Article has some updated statistics:,0,3674775.story

Friday, July 10, 2009

California says all I need are some tasty waves, a cool buzz, and I'm fine

Voltron says: I find it amazing how blasé people are about the fact that California is broke. California is now issuing IOUs, which the banks have stopped accepting as of today. They are being bought for 50-88 cents on the dollar on ebay and craigslist. California is basically trying to print it's own money. Fiat money (i.e. money not backed by gold or silver) originally derived its value from the fact that it was accepted for payment of taxes. California is going to have to accept these IOUs at 100 cents on the dollar for taxes, fines, fees, etc. All of the IOUs will end up being returned to the state, requiring the state to issue more and more IOUs, in a financial death-spiral.

Dollar devaluation this summer?

Voltron says: rumor has it that the dollar will be devalued this summer during a special "bank holiday." You see, any banana republic can devalue its currency to shrug off its debt by adjusting the official foreign exchange rates. The problem is that the US Dollar is the world's reserve currency and everything is pegged to the dollar. This fact has allowed the US to get away with monetary murder for decades (low interest rates), but it's a double edged sword. The US gets to finance its debt at low interest, not because its a super cool peachy keen country, precisely BECAUSE it can't default very easily through devaluation (a.k.a inflation).

Thursday, July 9, 2009

Goldman conspiracy theory

Voltron says: rumor on the street is that the software stolen by a rogue ex-Goldman Sachs employee reveals that Goldman Sachs has been hacking into the stock exchanges and front-running the entire market.

Monday, July 6, 2009

Bearish WFC and IYR options activity

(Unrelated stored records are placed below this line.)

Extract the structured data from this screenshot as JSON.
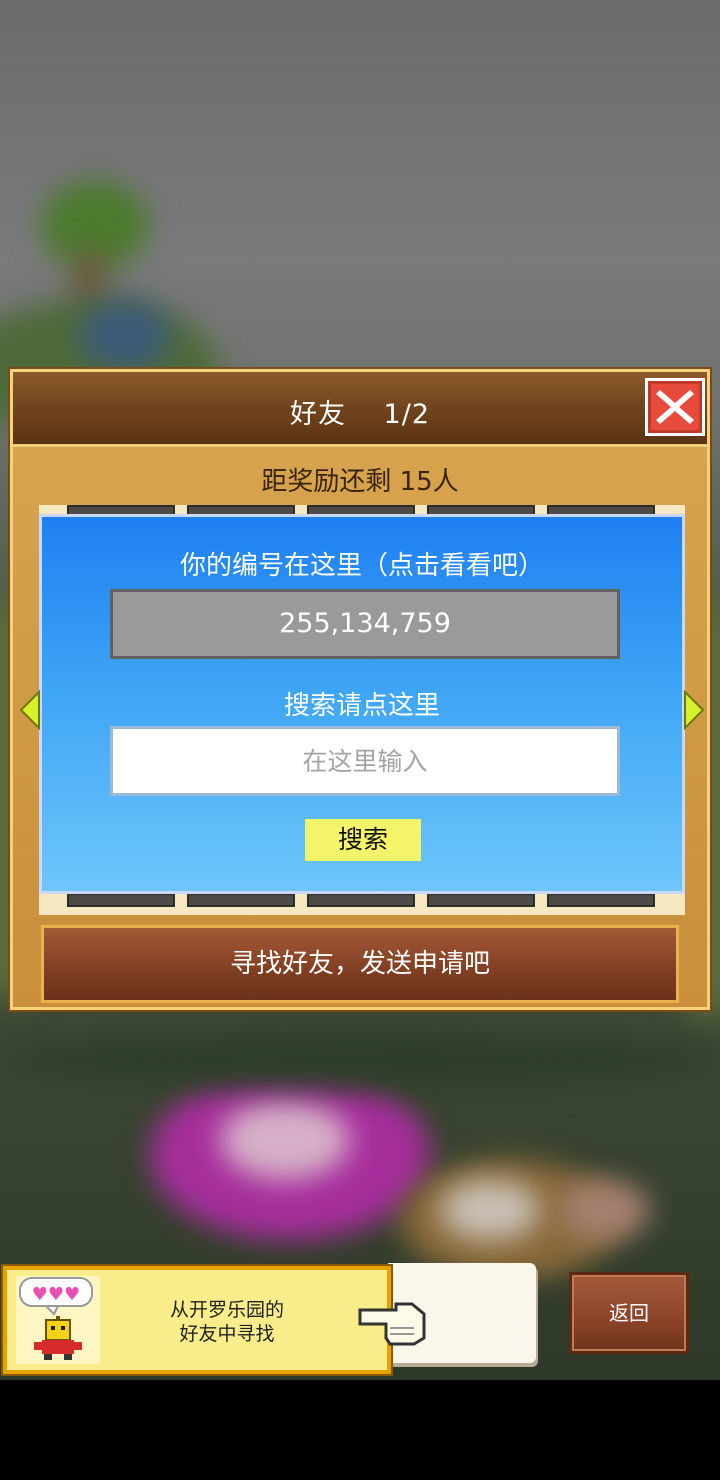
{
  "dialog": {
    "title": "好友　 1/2",
    "reward_text": "距奖励还剩 15人",
    "id_label": "你的编号在这里（点击看看吧）",
    "id_value": "255,134,759",
    "search_label": "搜索请点这里",
    "search_placeholder": "在这里输入",
    "search_button": "搜索",
    "find_friends_button": "寻找好友，发送申请吧"
  },
  "banner": {
    "line1": "从开罗乐园的",
    "line2": "好友中寻找"
  },
  "back_button": "返回",
  "colors": {
    "close_button": "#e74b3c",
    "card_blue": "#1f7ff2",
    "search_button": "#f4f46a",
    "banner_yellow": "#f8ec8b"
  },
  "icons": [
    "close-icon",
    "left-arrow-icon",
    "right-arrow-icon",
    "heart-bubble-icon",
    "robot-mascot-icon",
    "pointing-hand-icon"
  ]
}
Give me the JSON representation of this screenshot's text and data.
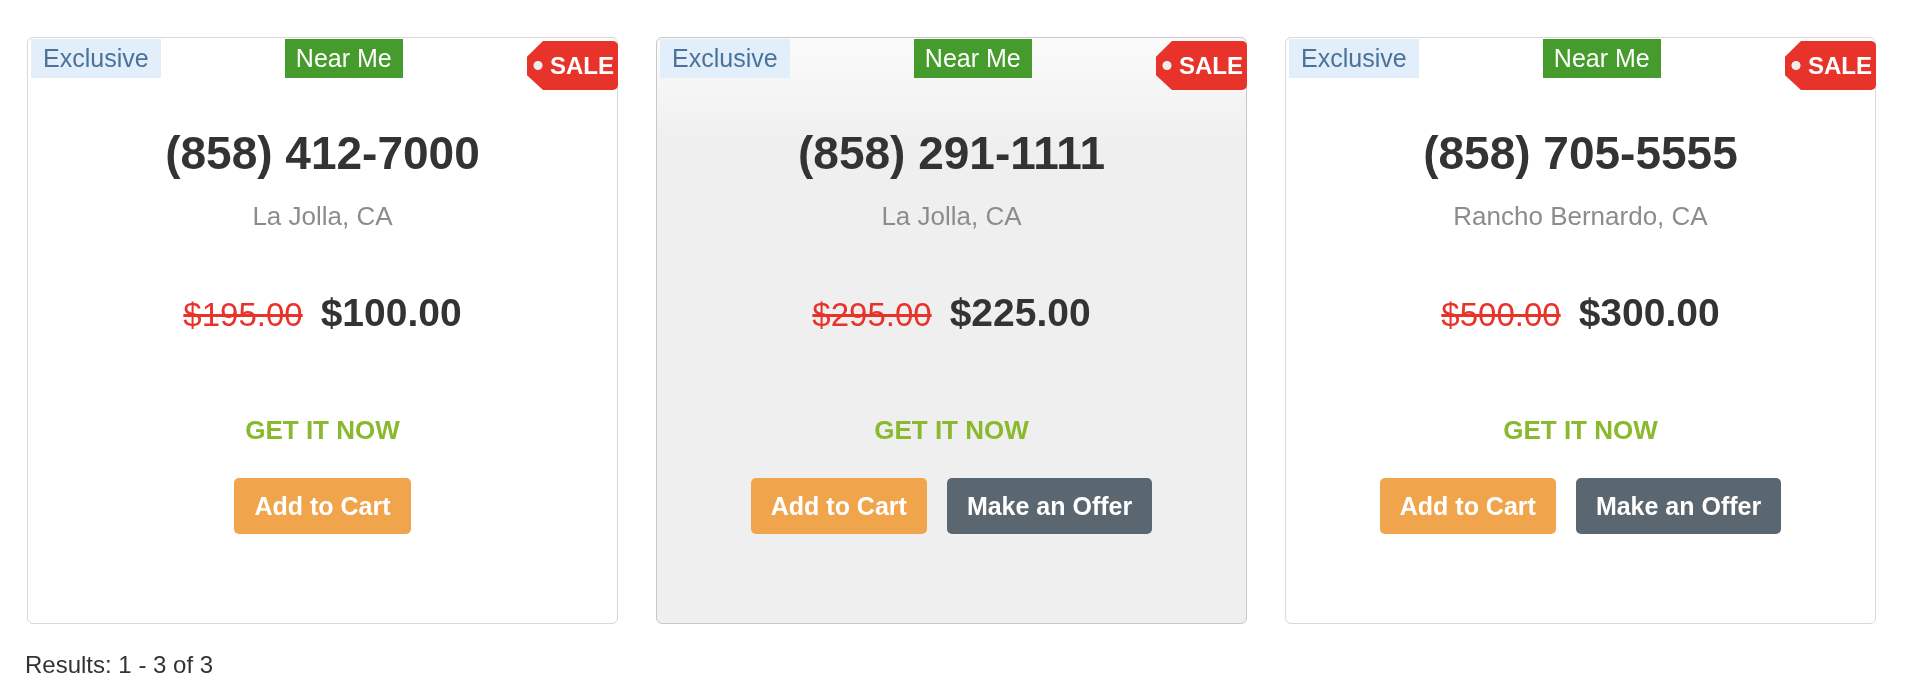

Voltron says: Someone is making some rather large bets that Wells Fargo will decline over 35% by mid August. Also, puts were purchased on IYR with a break even at 7% below the current price.